What made you immigrate to the United States?
I worked as a math teacher at Hyderabad Public School (HPS) Begumpet. After my son got admission into the school, I went onto the corporate college, which was a little far from our house. Then, I happened to see an advertisement in The Hindu, which said that U.S. schools needed math teachers. I was very intrigued by the opportunity – it would help me grow professionally as an international math teacher and it would also help create better opportunities for my children. So, I took a bold step – I applied for the position, got selected and finally entered the United States in 2007.
Who met you when you arrived and what did you do that first day?
We did not have any close friends or family in the U.S. However, since I got my H–1B through a company called Global Teachers Research & Resources, Inc., the company sent a car to pick me up. I was then given accommodation in a guest house, where around 2–3 other teachers had also come from different parts of the world. We then went to various schools in Georgia for interviews. After I got a job, I moved into my own place.
When did your family join you in the U.S.?
It was a complex orchestration. I had my H–1B visa in February, but given that the U.S. academic year starts in August, there was no point of coming to the U.S. before that. So, I waited for my daughter to complete her tenth grade in India. Once she finished tenth grade around April, we applied for their visas. However, even though all of us had our visas, we still came here one at a time. First, I came here by myself on June 14 for my interviews at various schools. Then my family joined me after a month, by the third week of July. I still remember a sequence of three days that marked the start of our new life – on the first day, I got the formal offer as a math teacher; the next day my family arrived in the U.S.; and then on the very next day it was my son’s birthday!
What was your experience as a teacher in the U.S., compared to your experience in India?
My first teaching assignment was with a Title I school where the students came from economically challenged families. It was a huge culture shock for me. Back in HPS, students were from middle to upper–middle class families that tended to prioritize academic performance. In the Title I school, students did not have the same focus on academics and often lacked discipline. They did not treat their teachers or even their books with much respect. In the first year, I was really questioning my decision to come to the U.S. However, over time, as I completed some of the required training courses, I came to appreciate the differences in the student population. Many of them had to balance school with work. Some were foster kids who saw school as a break from their difficult life and looked to their teachers more for love and affection than for academic instruction. This led me to realize that I had to adjust to them just as much as they had to adjust to me. I came to appreciate the purpose behind the decision these schools took to seek out excellent teachers from across the world – teachers who would be able to spark a love for learning among these children. Most importantly, I recognized that I had to take those first steps by reaching and connecting with the students, before they would be willing to adjust to my teaching style.
How did your experience as a teacher change over time?
After I got my green card in 2014, we moved to a different school, where I had students from more diverse family backgrounds.

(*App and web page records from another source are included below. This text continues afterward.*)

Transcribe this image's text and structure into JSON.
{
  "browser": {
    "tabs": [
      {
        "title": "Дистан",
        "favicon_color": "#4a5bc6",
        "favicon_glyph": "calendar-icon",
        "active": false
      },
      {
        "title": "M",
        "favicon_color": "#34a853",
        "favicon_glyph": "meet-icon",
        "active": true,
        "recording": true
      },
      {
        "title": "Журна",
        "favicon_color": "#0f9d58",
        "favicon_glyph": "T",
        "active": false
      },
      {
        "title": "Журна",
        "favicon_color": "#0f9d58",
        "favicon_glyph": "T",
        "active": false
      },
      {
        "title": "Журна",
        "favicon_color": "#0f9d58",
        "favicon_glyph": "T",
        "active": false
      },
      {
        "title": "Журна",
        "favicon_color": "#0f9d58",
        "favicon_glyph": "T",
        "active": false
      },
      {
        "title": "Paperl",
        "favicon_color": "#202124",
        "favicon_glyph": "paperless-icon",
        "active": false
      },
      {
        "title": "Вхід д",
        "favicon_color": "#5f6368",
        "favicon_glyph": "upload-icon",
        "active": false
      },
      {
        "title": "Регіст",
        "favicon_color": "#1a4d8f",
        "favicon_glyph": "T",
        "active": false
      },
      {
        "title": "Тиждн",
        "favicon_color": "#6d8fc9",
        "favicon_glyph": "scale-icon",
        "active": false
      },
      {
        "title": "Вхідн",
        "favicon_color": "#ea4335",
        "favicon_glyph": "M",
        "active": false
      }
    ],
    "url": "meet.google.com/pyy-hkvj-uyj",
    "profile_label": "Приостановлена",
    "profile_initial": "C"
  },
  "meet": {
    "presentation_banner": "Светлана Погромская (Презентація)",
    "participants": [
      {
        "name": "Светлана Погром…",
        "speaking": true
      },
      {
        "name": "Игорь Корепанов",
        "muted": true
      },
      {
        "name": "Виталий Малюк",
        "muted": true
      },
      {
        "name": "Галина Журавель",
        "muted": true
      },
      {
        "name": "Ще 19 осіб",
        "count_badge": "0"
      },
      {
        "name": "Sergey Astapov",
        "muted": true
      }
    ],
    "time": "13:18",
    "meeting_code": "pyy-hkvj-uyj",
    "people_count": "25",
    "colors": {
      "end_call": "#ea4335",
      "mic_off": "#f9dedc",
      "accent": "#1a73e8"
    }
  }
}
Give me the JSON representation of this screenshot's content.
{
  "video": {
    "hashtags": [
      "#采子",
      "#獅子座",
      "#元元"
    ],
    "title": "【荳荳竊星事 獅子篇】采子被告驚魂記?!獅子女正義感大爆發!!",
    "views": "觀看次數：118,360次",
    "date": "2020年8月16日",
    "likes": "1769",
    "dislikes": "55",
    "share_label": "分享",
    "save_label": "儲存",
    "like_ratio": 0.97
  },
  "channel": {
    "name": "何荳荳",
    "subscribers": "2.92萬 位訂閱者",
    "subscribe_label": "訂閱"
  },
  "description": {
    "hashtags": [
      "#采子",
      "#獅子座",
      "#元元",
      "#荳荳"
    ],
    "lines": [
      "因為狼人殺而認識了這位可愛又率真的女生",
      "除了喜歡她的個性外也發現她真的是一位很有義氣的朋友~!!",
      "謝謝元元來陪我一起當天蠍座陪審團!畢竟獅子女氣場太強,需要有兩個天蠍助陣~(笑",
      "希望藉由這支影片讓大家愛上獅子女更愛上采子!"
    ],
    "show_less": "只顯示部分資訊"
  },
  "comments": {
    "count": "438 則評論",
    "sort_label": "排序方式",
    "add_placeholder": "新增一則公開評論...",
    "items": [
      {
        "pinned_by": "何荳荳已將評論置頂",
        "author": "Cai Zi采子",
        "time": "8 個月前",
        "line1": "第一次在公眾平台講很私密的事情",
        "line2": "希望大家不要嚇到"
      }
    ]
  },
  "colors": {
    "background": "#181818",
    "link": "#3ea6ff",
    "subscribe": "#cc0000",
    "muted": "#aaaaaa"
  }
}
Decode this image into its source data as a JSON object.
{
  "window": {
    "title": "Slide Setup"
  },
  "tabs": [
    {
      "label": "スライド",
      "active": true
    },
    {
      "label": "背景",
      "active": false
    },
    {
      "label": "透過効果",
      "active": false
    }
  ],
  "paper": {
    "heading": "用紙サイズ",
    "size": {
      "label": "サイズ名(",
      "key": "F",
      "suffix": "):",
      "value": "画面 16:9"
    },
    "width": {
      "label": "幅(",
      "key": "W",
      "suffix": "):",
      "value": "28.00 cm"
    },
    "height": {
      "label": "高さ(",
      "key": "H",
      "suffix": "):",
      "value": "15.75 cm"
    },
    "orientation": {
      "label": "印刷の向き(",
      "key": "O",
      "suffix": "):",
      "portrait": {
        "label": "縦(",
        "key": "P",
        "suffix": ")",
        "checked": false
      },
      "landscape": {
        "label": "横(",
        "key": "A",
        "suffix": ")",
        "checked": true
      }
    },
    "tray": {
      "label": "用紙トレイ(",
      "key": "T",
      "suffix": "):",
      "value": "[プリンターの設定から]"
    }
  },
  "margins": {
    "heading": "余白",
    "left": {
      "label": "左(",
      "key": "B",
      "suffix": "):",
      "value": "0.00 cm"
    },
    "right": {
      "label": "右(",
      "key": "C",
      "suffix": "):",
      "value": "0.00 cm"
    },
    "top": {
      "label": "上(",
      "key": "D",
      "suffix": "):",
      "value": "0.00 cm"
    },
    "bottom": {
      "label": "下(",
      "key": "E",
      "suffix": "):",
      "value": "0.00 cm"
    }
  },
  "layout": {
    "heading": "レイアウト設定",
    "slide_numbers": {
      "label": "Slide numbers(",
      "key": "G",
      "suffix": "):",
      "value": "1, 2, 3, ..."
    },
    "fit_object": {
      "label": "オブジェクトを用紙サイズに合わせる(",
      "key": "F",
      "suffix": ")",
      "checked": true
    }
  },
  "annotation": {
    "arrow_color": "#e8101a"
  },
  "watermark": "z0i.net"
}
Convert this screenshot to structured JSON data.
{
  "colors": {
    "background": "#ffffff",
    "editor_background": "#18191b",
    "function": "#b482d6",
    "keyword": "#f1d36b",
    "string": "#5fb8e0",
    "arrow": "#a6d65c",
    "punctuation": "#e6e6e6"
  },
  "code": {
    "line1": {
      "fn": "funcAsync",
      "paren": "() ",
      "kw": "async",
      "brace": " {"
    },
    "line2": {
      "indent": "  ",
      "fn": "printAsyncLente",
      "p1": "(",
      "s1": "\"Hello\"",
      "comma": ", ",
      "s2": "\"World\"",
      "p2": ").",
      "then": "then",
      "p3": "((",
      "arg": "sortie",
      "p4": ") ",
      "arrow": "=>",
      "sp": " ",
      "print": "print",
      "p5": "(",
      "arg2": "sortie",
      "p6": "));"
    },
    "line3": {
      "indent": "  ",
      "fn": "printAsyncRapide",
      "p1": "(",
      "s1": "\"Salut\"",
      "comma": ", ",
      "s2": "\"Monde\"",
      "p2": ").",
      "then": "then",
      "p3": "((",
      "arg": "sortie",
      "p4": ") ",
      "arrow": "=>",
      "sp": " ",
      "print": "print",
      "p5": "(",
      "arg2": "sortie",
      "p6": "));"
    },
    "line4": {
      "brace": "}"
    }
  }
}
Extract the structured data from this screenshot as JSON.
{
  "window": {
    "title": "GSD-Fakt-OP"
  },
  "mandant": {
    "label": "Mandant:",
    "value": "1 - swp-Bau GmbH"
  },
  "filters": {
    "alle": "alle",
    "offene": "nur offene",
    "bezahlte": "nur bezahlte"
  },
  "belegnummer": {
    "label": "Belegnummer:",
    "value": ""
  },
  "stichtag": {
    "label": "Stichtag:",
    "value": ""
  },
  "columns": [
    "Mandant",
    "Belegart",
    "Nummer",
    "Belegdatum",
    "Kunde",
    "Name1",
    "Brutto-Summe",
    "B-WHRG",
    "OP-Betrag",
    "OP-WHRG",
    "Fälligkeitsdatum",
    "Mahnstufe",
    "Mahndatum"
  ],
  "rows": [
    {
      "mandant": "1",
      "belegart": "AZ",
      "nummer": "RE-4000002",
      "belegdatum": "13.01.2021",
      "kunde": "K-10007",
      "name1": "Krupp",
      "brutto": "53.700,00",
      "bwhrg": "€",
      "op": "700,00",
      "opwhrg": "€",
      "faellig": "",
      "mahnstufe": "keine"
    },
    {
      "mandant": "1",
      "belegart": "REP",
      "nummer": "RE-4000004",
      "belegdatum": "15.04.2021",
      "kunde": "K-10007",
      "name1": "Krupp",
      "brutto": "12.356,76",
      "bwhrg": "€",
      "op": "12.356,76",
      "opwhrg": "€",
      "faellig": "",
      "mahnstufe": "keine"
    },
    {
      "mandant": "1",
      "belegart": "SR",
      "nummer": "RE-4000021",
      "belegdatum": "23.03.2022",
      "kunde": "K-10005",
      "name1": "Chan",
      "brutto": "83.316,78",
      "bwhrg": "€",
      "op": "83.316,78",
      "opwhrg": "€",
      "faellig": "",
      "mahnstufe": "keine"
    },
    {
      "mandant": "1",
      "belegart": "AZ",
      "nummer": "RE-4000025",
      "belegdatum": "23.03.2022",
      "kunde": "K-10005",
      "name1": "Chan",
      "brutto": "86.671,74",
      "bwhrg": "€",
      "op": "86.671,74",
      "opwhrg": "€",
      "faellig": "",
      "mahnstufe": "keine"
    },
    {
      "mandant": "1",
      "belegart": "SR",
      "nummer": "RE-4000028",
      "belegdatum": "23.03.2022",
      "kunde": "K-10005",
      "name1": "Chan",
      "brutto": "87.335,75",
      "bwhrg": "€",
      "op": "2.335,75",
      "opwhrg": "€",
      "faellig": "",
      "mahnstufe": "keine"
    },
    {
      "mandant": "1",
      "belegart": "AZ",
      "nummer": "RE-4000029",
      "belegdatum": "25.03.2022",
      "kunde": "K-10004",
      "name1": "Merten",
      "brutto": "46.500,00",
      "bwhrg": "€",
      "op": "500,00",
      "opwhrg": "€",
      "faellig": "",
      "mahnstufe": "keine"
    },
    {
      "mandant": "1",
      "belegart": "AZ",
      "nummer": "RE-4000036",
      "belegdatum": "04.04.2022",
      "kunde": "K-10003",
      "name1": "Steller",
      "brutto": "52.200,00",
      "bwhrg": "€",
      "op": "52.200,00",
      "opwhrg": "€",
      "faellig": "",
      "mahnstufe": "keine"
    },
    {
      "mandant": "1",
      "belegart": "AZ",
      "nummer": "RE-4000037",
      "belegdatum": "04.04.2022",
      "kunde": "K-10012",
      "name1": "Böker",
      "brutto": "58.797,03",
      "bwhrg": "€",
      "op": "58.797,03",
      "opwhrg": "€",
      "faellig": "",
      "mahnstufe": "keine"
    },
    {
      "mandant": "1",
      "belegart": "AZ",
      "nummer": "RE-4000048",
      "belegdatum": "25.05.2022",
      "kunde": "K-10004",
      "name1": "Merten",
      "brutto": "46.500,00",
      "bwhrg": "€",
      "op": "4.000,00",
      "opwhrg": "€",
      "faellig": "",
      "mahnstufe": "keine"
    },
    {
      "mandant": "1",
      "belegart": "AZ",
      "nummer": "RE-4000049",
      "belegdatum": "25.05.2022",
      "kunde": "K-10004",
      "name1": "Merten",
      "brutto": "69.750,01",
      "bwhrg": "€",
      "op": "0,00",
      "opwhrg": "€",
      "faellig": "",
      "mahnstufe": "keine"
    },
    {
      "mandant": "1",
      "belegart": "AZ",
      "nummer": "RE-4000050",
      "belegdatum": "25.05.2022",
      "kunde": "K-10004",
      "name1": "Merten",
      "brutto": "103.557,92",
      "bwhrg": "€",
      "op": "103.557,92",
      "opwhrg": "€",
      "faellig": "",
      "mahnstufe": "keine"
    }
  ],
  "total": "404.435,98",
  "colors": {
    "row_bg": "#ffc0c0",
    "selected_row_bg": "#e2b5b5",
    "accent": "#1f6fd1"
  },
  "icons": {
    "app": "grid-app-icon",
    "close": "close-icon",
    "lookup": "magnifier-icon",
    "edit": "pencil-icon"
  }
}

I soon got into my rhythm and was very successful in shaping the students’ love for mathematics and helping them realize their academic goals, just as I had back in HPS. For the past several years, I have focused on teaching gifted students advanced mathematics – AP Calculus, and Statistics. Today, I continue to enjoy my teaching and I am always thrilled to see my students progress and continue to be successful in college and beyond. It is particularly pleasing to see how many students have made it into the Governor’s Honors Program. All these experiences make me feel that I have fulfilled my mission as a math teacher.
What advice would you give to new immigrants arriving in the U.S. today?
One must not enter the U.S. with preconceived ideas about oneself or the country. Confidence is always the key – there is nothing wrong in believing that one can achieve the impossible with hard work. But don’t come to this country with a chip on your shoulder - recognize that everyone always has something they need to learn as they transition into this country. Therefore, if you want to truly fit in with this country, you have to understand its strengths and weaknesses (as well as your own) and adjust to the society around you. As long as you follow these steps, you will do well in the U.S.
* The contributor of this story has asked that their name be withheld.